EU-Tunisia relations: heritage and perspectivesOctober 29, 2014
Hat: Which perspectives for EU-Tunisia relations ?
Funding Scheme: 2014-10-29
A Pioneer country of the 2011 Arab revolutions, Tunisia is an essential actor of the European Union Mediterranean neighbourhood.
These recent events stress the seniority of relations between Tunisia and the EU, which date back to 1969 with the signing of a trade agreement. More recently, Tunisia was a pioneer of the Euro-Mediterranean partnership, having signed in 1995 an association agreement with the EU, containing among others the important goal of establishing a free trade area with the EU. Finally, an Action Plan neighborhood, developed in 2005, has established strategic objectives for this cooperation. A new action plan is being developed.
Currently, relations between the EU and Tunisia are governed by the 1995 Association agreement Tunisia was the first country in the Southern Mediterranean to sign an Association Agreement with Europe in 1995 agreement. This Agreement, which entered into force on 1 March 1998, forms the legal basis and legal framework of bilateral cooperation. It also takes part in the process of Euro-Mediterranean regional partnership of Barcelona, to which Tunisia is a full participant since 2005, and in the new Union for the Mediterranean (UfM).
On the economic front, the EU is the first partner of Tunisia in terms of trade with in 2012, 71.3% of exports and 62.4% of imports. It is also the largest investor with about 90% of total foreign ownership in companies, present in Tunisia.
Since the revolution, the cooperation has been greatly strengthened in several key areas. Today, the European Union supports Tunisia in the areas of regional and local development, economy and trade, human rights and the rule of law, education, training and employment, energy and the environment, and agriculture.
Areas of EU intervention in Tunisia have increased since 2011 and include:
– Strengthening of civil society and human rights
– Consolidation of the rule of law and justice
– Regional and local development
– Competitiveness of businesses and services
– Administrative reform and economic reform
– Development of human resources and employment

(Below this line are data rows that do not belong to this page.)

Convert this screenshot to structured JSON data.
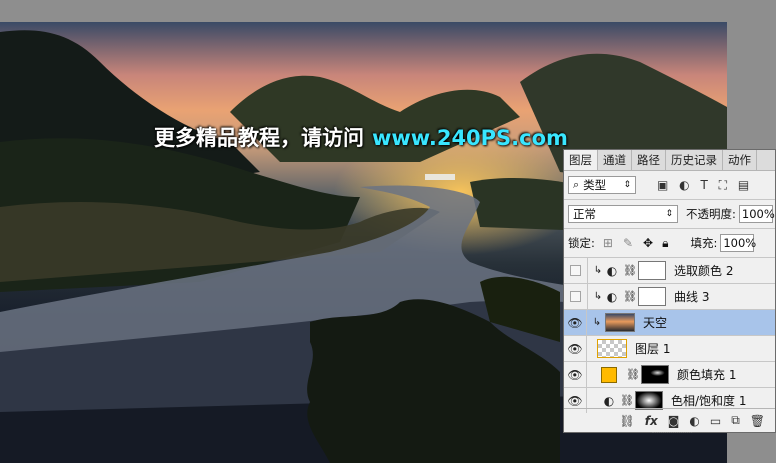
{
  "watermark": {
    "text": "更多精品教程，请访问",
    "url": "www.240PS.com"
  },
  "panel": {
    "tabs": [
      "图层",
      "通道",
      "路径",
      "历史记录",
      "动作"
    ],
    "filter": {
      "icon": "search-icon",
      "label": "类型"
    },
    "blend_mode": "正常",
    "opacity_label": "不透明度:",
    "opacity_value": "100%",
    "lock_label": "锁定:",
    "fill_label": "填充:",
    "fill_value": "100%",
    "layers": [
      {
        "name": "选取颜色 2",
        "visible": false,
        "type": "adjustment",
        "clipped": true
      },
      {
        "name": "曲线 3",
        "visible": false,
        "type": "adjustment",
        "clipped": true
      },
      {
        "name": "天空",
        "visible": true,
        "type": "smart-object",
        "clipped": true,
        "selected": true
      },
      {
        "name": "图层 1",
        "visible": true,
        "type": "pixel"
      },
      {
        "name": "颜色填充 1",
        "visible": true,
        "type": "fill",
        "color": "#ffba00"
      },
      {
        "name": "色相/饱和度 1",
        "visible": true,
        "type": "adjustment"
      }
    ]
  },
  "colors": {
    "watermark_url": "#39e6ff",
    "selected_layer": "#a8c4ea",
    "fill_swatch": "#ffba00"
  }
}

In the present context of political transition, the EU is strongly committed to democracy and the rule of law in Tunisia. This was shown by the presence of an election observation mission of the EU in the Tunisian elections which were deemed “credible and transparent” by the observers. In this regard Tunisia as stands an example both ancient and rich in future perspectives of the European Union policies towards third countries.